The AfDB “acknowledge[d] that Hitachi and its affiliates co-operated fully and openly with the IACD investigation, and that Hitachi was determined throughout to maintain its good relations with the AfDB and to protect the integrity of the Medupi project.” The Medupi project refers to construction at the Medupi Power Station, one of two South African power stations where Hitachi was accused of manipulating the tender process to secure contract awards. In a press release issued after filing charges against Hitachi on September 28, 2015, the SEC summarized its allegations against Hitachi by stating that the company

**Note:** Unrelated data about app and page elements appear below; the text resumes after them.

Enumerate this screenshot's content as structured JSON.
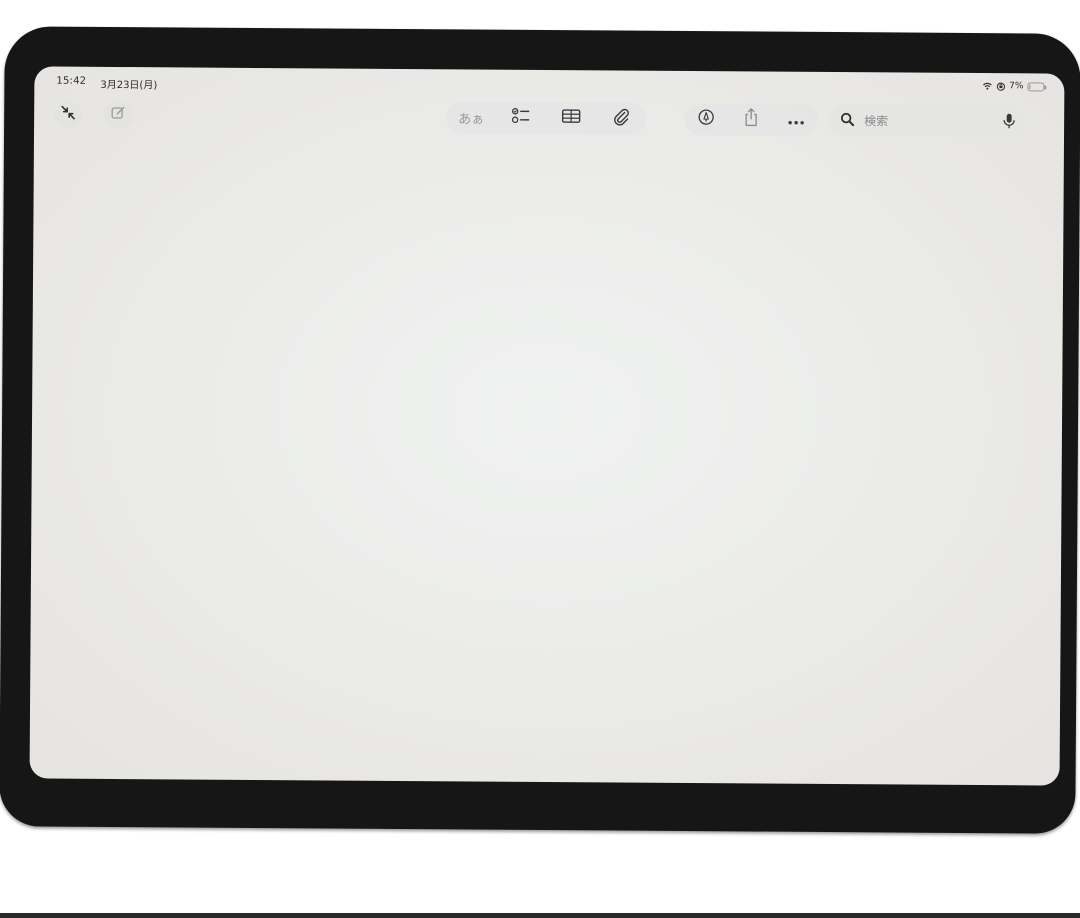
{
  "status_bar": {
    "time": "15:42",
    "date": "3月23日(月)",
    "battery_text": "7%",
    "battery_level": 0.07
  },
  "toolbar": {
    "left": [
      {
        "icon": "collapse-arrows-icon"
      },
      {
        "icon": "compose-icon"
      }
    ],
    "format_label": "あぁ",
    "format_group": [
      "format-text-icon",
      "checklist-icon",
      "table-icon",
      "paperclip-icon"
    ],
    "action_group": [
      "markup-pen-icon",
      "share-icon",
      "more-icon"
    ],
    "search": {
      "placeholder": "検索",
      "icon": "search-icon",
      "mic_icon": "microphone-icon"
    }
  },
  "colors": {
    "bezel": "#161616",
    "screen": "#eceeec",
    "icon": "#3a3a3a",
    "icon_muted": "#9a9a9a"
  }
}
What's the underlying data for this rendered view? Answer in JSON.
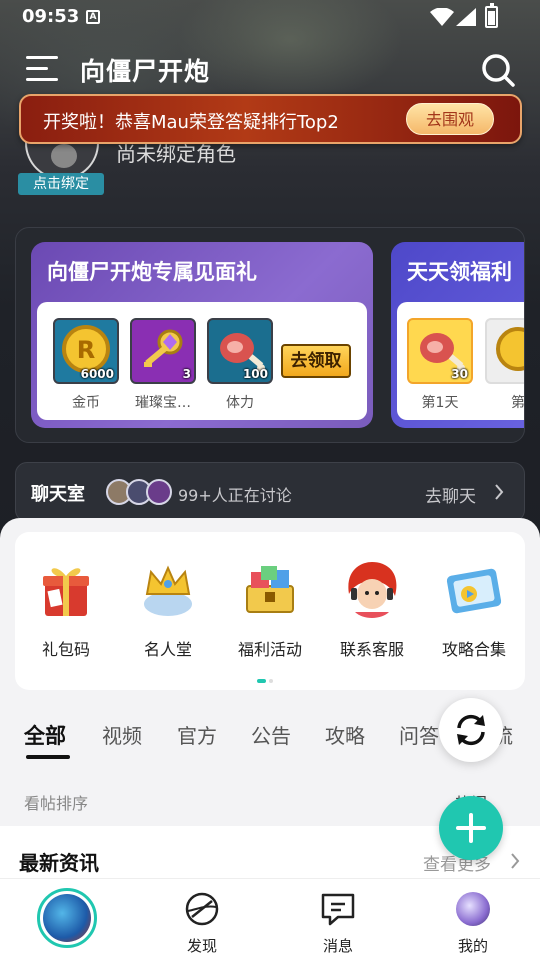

  • sold a 25-percent stake in a South African subsidiary to a company serving as a front for the African National Congress (ANC). This arrangement gave the front company and the ANC the ability to share in the profits from any power station contracts that Hitachi secured. Hitachi was ultimately awarded two contracts to build power stations in South Africa and paid the ANC’s front company approximately $5 million in “dividends” based on profits derived from the contracts. Through a separate, undisclosed arrangement, Hitachi paid the front company an additional $1 million in “success fees” that were inaccurately booked as consulting fees without appropriate documentation.

The SEC complaint further alleged that as a result of these actions, Hitachi’s subsidiaries were awarded power station contracts worth approximately $5.6 billion. According to the SEC, Hitachi’s actions violated the books and records and internal accounting controls provisions of the Foreign Corrupt Practices Act, which are in turn violations of Sections 13(b)(2)(A) and 13(b)(2)(B) of the Securities Exchange Act of 1934 (15 U.S.C. § 78m(b)(2)(A)-(B)).

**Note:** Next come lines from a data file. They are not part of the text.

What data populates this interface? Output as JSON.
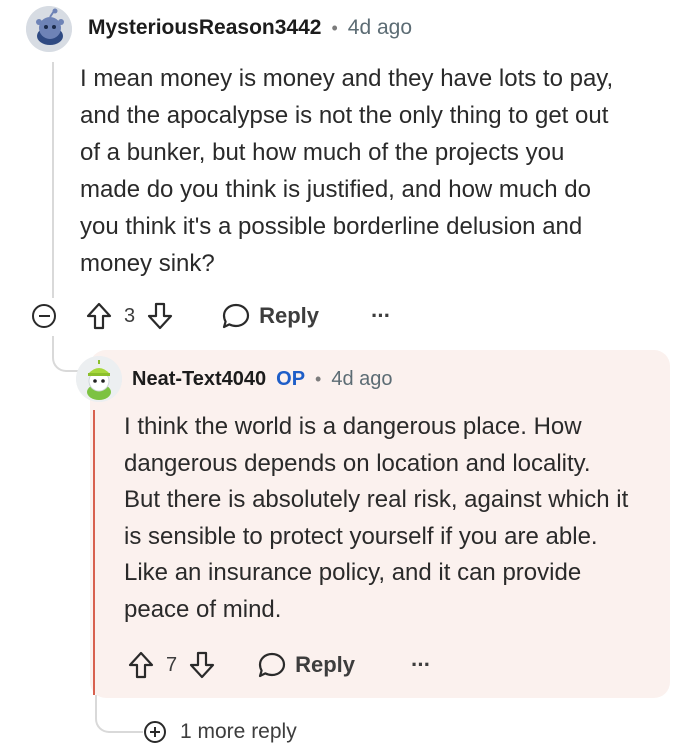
{
  "comment": {
    "username": "MysteriousReason3442",
    "age": "4d ago",
    "body": [
      "I mean money is money and they have lots to pay,",
      "and the apocalypse is not the only thing to get out",
      "of a bunker, but how much of the projects you",
      "made do you think is justified, and how much do",
      "you think it's a possible borderline delusion and",
      "money sink?"
    ],
    "score": "3",
    "reply_label": "Reply",
    "more_label": "···"
  },
  "reply": {
    "username": "Neat-Text4040",
    "op_tag": "OP",
    "age": "4d ago",
    "body": [
      "I think the world is a dangerous place. How",
      "dangerous depends on location and locality.",
      "But there is absolutely real risk, against which it",
      "is sensible to protect yourself if you are able.",
      "Like an insurance policy, and it can provide",
      "peace of mind."
    ],
    "score": "7",
    "reply_label": "Reply",
    "more_label": "···"
  },
  "more_replies_label": "1 more reply",
  "separator": "•",
  "icons": {
    "upvote": "upvote-arrow-icon",
    "downvote": "downvote-arrow-icon",
    "reply": "speech-bubble-icon",
    "collapse": "minus-circle-icon",
    "expand": "plus-circle-icon",
    "avatar1": "reddit-snoo-avatar",
    "avatar2": "green-hat-snoo-avatar"
  },
  "colors": {
    "reply_card_bg": "#fbf1ee",
    "reply_line": "#d8614f",
    "op_tag": "#1e5ec8"
  }
}
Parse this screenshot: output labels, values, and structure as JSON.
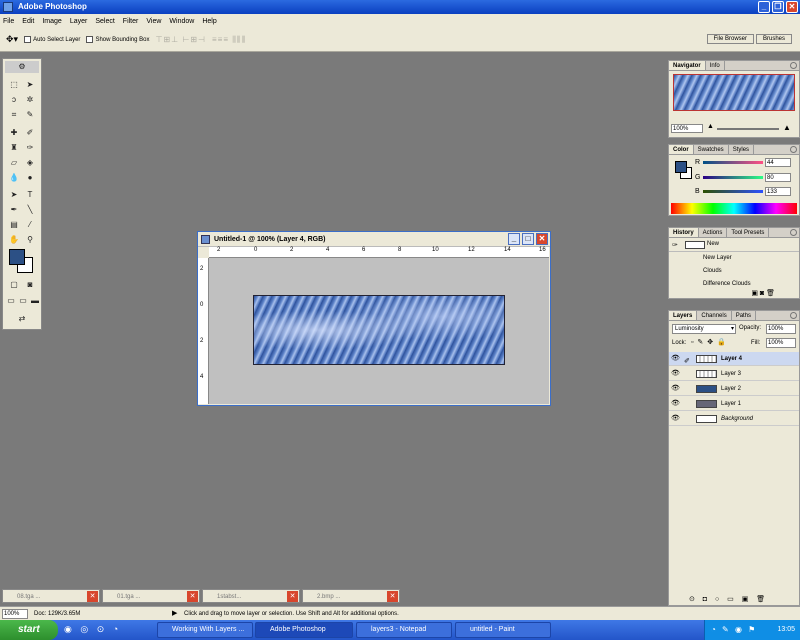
{
  "window": {
    "title": "Adobe Photoshop"
  },
  "menu": [
    "File",
    "Edit",
    "Image",
    "Layer",
    "Select",
    "Filter",
    "View",
    "Window",
    "Help"
  ],
  "options_bar": {
    "auto_select_label": "Auto Select Layer",
    "bounding_box_label": "Show Bounding Box",
    "file_browser_tab": "File Browser",
    "brushes_tab": "Brushes"
  },
  "document": {
    "title": "Untitled-1 @ 100% (Layer 4, RGB)",
    "ruler_top": [
      "2",
      "0",
      "2",
      "4",
      "6",
      "8",
      "10",
      "12",
      "14",
      "16"
    ],
    "ruler_left": [
      "2",
      "0",
      "2",
      "4"
    ]
  },
  "navigator": {
    "tabs": [
      "Navigator",
      "Info"
    ],
    "zoom": "100%"
  },
  "color": {
    "tabs": [
      "Color",
      "Swatches",
      "Styles"
    ],
    "r_label": "R",
    "g_label": "G",
    "b_label": "B",
    "r": "44",
    "g": "80",
    "b": "133",
    "foreground": "#2c5085"
  },
  "history": {
    "tabs": [
      "History",
      "Actions",
      "Tool Presets"
    ],
    "items": [
      "New",
      "New Layer",
      "Clouds",
      "Difference Clouds"
    ]
  },
  "layers": {
    "tabs": [
      "Layers",
      "Channels",
      "Paths"
    ],
    "blend_mode": "Luminosity",
    "opacity_label": "Opacity:",
    "opacity": "100%",
    "lock_label": "Lock:",
    "fill_label": "Fill:",
    "fill": "100%",
    "items": [
      "Layer 4",
      "Layer 3",
      "Layer 2",
      "Layer 1",
      "Background"
    ]
  },
  "minimized": [
    "08.tga ...",
    "01.tga ...",
    "1stabst...",
    "2.bmp ..."
  ],
  "status": {
    "zoom": "100%",
    "doc": "Doc: 129K/3.65M",
    "hint": "Click and drag to move layer or selection. Use Shift and Alt for additional options."
  },
  "taskbar": {
    "start": "start",
    "tasks": [
      "Working With Layers ...",
      "Adobe Photoshop",
      "layers3 - Notepad",
      "untitled - Paint"
    ],
    "clock": "13:05"
  }
}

Significantly, violators also face the potential of cross-debarment by other multi-lateral development banks, which is virtually mandatory for publicly disclosed debarments exceeding one year for the commission of a “sanctionable practice” that occurred within ten years of the debarment decision and which can be the death blow to companies that rely heavily on bank-funded projects. Sanctionable practices include corruption, fraud, coercion, and collusion as defined in the Agreement for Mutual Enforcement of Debarment Decisions. According to the AfDB, Hitachi’s “high level of assistance” contributed to the bank’s decision to refrain from imposing more onerous sanctions. The AfDB also cited Hitachi’s voluntary agreement to make an undisclosed “substantial financial contribution to the AfDB” and to “co-operate with the IADC on a variety of matters.” The financial contribution to the bank is an uncommon settlement component, and little is published about the bank’s objective and use of the contribution.   It will be interesting to observe whether targets making financial contributions to the AfDB will become a trend.

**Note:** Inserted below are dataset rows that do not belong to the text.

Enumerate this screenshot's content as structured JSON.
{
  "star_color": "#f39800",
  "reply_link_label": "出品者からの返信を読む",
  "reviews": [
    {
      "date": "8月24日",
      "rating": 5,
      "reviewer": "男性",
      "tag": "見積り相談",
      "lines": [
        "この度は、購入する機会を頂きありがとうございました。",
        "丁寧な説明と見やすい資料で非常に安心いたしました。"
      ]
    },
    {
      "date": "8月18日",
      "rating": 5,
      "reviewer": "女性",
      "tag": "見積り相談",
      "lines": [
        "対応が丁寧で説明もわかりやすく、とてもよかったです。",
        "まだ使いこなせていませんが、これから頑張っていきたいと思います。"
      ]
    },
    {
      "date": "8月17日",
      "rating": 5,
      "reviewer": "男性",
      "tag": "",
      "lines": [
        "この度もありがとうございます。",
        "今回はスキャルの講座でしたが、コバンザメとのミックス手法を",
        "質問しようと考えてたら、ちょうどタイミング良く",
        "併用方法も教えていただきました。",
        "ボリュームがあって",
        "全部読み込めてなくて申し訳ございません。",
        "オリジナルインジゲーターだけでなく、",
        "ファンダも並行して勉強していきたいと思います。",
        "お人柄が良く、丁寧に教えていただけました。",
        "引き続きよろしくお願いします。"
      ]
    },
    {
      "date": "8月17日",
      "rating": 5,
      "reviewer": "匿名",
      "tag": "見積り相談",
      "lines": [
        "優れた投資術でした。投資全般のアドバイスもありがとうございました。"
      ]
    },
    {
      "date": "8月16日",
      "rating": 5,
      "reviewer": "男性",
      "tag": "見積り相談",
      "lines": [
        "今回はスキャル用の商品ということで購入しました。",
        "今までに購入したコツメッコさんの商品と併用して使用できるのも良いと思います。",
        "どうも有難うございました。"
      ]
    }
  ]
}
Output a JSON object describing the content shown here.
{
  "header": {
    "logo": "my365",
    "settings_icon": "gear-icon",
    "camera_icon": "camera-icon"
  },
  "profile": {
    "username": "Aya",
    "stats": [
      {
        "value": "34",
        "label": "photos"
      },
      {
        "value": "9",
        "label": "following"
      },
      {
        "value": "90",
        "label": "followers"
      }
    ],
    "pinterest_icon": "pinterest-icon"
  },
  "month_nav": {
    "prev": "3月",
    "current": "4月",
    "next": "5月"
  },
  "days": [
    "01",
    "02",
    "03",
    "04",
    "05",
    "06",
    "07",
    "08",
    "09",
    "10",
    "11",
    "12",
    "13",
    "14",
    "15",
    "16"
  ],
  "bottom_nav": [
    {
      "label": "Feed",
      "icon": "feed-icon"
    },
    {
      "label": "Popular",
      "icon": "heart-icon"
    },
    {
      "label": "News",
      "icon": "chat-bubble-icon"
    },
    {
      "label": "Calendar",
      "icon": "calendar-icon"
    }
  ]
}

Hitachi’s settlements illustrate that FCPA-related enforcement actions can lead to substantial penalties, but resolution of a government enforcement action does not completely conclude the matter. In addition to the threat of parallel or subsequent enforcement proceedings by other country governments, multi-national development banks can also levy sanctions. Because certain multi-national development bank sanctions also lead to cross-debarment by other development banks, those facing sanctions should consider working with the banks to reach an agreement that avoids the potentially crippling sanction of cross-debarment. In the sanctions process one must weigh the potentially onerous conditions the banks may seek to impose with proposed settlement benefits. One potential benefit is the possibility of a global settlement of corruption allegations addressing enforcement actions by multiple agencies.

In addition to cooperating with the bank in the sanctions process, companies facing sanctions should take steps to review and enhance their anticorruption compliance programs to come in line with bank and international enforcement agency expectations. Enhancements to compliance programs even during the disclosure and sanctions negotiation process may ameliorate the potential sanctions imposed.